As done with other Disney films, Walt Disney hired an actress to perform live-action as a reference for the animation process. Actress Helene Stanley performed the live-action reference for Cinderella.
The tale is called "Aschenputtel" ("Ashputtel" in English translations) and the help comes not from a fairy-godmother but the wishing tree that grows on her mother's grave. In this version, the stepsisters try to trick the prince by cutting off parts of their feet in order to get the slipper to fit. The prince is alerted by two pigeons who peck out the stepsisters' eyes, thus sealing their fate as blind beggars for the rest of their lives. In this story, the prince is tricked twice but is spared by the birds. This lowers the Prince's status and he seems less heroic, which can raise Cinderella's status as a strong willpowered individual

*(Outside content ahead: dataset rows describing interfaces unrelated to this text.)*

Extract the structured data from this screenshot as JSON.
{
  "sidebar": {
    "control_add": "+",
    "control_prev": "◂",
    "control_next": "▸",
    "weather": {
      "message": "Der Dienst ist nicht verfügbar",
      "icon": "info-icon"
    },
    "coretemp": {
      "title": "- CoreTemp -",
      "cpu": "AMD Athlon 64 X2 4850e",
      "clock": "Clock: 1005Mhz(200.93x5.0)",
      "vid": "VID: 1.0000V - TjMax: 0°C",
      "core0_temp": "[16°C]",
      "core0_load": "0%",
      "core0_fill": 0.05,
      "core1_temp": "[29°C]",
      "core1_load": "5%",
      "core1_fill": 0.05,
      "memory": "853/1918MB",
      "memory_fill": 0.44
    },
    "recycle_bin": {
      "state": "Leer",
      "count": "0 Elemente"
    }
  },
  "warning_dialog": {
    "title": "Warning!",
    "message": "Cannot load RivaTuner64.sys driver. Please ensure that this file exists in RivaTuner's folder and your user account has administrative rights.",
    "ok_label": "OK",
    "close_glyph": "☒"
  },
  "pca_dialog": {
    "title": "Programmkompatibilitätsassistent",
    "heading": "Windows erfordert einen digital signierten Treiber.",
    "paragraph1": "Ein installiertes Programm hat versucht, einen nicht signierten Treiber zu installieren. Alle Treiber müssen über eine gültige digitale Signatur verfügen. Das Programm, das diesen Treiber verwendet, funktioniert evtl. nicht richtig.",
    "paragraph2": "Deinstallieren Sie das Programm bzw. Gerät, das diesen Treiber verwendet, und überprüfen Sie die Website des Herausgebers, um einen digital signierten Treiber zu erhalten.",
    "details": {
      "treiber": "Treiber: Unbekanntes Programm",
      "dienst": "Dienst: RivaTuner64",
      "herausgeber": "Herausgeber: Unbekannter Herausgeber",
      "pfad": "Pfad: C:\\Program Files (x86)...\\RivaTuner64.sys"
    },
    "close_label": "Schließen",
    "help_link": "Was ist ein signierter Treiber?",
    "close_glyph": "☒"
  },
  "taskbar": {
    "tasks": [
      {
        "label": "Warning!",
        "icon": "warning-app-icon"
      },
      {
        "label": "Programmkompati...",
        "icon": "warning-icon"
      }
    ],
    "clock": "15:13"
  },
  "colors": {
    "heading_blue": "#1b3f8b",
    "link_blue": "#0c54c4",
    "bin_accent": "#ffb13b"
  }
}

One of the most popular versions of Cinderella was written by Charles Perrault in 1697. The popularity of his tale was due to his additions to the story including the pumpkin, the fairy-godmother and the introduction of glass slippers. It was widely believed that in Perrault's version, Cinderella wore fur boots ("pantoufle en vair"), and that when the story was translated into English, vair was mistaken for verre (glass), resulting in glass slippers and that the story has remained this way ever since.